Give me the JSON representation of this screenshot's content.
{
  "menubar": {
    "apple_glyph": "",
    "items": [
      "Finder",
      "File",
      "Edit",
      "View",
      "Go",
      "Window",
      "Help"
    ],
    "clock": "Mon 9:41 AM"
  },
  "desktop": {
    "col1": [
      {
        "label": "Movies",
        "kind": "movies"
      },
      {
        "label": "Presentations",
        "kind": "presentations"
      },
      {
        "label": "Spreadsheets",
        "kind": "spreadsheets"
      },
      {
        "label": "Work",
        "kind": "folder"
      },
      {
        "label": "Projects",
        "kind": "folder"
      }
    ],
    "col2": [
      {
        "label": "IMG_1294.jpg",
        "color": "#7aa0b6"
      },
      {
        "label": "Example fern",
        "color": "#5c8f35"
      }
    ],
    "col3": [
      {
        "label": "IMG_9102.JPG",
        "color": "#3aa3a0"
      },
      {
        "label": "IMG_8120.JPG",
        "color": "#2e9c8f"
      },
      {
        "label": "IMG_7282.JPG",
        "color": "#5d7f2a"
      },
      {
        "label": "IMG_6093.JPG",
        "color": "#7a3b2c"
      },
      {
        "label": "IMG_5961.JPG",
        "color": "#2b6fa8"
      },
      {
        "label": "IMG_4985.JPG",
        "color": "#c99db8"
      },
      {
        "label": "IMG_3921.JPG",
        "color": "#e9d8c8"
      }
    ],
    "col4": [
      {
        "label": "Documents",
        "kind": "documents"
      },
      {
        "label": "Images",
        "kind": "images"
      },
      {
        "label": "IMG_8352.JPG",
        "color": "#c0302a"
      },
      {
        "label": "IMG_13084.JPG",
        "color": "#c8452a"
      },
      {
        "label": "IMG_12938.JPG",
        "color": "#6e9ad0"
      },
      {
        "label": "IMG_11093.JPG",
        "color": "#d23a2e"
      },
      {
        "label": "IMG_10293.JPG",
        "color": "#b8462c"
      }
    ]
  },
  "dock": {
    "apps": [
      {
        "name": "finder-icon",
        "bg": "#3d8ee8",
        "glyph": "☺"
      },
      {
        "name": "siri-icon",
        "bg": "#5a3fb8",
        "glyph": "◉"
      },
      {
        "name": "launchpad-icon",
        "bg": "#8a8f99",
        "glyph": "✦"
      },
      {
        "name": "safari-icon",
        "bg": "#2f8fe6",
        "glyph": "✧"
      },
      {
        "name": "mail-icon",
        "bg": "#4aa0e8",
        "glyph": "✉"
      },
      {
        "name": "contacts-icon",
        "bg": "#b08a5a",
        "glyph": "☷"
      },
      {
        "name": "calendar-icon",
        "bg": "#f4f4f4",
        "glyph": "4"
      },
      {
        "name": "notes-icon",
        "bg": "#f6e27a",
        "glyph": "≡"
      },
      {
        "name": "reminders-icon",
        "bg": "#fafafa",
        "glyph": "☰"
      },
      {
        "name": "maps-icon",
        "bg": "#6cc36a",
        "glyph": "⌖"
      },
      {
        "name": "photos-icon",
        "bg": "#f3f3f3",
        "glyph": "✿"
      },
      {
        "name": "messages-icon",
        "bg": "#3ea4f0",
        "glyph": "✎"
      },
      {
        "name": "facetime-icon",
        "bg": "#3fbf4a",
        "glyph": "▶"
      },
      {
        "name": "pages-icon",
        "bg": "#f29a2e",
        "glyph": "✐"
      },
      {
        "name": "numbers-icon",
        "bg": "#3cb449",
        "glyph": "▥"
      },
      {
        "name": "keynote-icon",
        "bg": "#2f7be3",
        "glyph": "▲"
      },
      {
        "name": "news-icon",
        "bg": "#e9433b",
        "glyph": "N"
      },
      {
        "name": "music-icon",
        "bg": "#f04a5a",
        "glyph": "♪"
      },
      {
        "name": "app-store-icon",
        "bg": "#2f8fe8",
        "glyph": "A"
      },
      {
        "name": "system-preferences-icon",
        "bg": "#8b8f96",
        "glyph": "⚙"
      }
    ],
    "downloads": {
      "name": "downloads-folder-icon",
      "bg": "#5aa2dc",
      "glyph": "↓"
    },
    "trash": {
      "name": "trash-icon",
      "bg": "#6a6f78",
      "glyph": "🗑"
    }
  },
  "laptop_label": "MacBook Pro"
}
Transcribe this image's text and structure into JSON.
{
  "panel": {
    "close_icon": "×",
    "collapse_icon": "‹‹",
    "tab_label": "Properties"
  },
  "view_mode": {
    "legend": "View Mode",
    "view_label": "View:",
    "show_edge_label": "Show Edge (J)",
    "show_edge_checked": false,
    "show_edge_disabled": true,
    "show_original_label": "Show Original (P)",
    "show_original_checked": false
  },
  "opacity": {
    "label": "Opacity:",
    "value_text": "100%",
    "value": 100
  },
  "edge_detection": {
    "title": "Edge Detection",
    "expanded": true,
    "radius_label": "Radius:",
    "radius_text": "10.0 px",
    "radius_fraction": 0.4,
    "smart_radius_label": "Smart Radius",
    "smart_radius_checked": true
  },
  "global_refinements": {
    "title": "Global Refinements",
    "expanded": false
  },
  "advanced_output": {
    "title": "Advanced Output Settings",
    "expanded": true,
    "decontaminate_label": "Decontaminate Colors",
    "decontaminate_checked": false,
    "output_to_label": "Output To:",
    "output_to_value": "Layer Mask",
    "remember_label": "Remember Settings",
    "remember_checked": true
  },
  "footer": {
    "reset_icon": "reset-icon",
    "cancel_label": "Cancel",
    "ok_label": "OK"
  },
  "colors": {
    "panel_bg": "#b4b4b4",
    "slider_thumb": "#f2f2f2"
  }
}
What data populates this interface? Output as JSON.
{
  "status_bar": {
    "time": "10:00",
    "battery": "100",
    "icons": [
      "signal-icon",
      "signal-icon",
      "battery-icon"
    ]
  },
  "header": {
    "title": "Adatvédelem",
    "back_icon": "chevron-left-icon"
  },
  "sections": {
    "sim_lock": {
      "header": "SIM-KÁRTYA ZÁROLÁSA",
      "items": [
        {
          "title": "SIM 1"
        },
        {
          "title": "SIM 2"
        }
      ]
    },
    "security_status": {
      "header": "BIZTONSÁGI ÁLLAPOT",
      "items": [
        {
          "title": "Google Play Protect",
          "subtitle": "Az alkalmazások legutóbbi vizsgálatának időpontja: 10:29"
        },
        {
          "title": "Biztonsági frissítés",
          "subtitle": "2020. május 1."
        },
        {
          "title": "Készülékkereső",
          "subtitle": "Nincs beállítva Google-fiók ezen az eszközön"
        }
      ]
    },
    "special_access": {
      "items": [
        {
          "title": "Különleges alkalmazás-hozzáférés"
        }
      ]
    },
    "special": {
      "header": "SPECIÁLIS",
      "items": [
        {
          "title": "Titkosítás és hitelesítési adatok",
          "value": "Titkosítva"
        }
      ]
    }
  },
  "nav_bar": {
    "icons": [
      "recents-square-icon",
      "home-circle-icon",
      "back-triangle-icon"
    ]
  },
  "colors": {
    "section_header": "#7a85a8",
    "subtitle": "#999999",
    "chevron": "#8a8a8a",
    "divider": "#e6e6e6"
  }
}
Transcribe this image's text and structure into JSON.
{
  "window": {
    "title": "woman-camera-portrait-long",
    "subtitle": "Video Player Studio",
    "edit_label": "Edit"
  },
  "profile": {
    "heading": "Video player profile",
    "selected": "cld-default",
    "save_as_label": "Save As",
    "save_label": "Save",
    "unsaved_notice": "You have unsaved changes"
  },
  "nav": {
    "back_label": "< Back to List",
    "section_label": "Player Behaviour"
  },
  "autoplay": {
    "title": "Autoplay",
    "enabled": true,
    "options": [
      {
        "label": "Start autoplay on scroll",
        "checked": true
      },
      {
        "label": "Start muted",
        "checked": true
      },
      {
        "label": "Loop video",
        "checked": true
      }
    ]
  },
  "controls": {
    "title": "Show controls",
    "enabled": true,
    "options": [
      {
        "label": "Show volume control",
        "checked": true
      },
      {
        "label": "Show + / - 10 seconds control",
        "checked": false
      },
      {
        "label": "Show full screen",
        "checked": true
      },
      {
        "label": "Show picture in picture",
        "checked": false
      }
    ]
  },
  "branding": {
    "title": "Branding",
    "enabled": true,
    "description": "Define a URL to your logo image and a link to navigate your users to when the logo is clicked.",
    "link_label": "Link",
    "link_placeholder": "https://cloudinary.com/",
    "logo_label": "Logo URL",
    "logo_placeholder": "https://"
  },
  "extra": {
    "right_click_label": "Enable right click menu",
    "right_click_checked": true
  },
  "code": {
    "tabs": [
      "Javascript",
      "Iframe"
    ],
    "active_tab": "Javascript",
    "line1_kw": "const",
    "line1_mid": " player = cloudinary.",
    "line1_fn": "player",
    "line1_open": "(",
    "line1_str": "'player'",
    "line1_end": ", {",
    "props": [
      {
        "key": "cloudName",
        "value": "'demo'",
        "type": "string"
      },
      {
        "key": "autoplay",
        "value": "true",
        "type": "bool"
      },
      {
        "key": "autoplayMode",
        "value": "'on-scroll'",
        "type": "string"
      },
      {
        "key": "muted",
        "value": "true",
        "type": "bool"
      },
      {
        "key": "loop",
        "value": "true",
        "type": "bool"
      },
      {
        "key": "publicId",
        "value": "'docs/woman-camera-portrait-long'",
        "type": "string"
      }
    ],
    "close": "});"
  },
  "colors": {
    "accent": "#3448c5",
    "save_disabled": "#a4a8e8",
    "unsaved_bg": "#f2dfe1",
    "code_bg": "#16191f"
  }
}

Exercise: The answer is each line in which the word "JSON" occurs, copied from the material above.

Answer to the exercise:
Give me the JSON representation of this screenshot's content.
Transcribe this image's text and structure into JSON.
What data populates this interface? Output as JSON.
Transcribe this image's text and structure into JSON.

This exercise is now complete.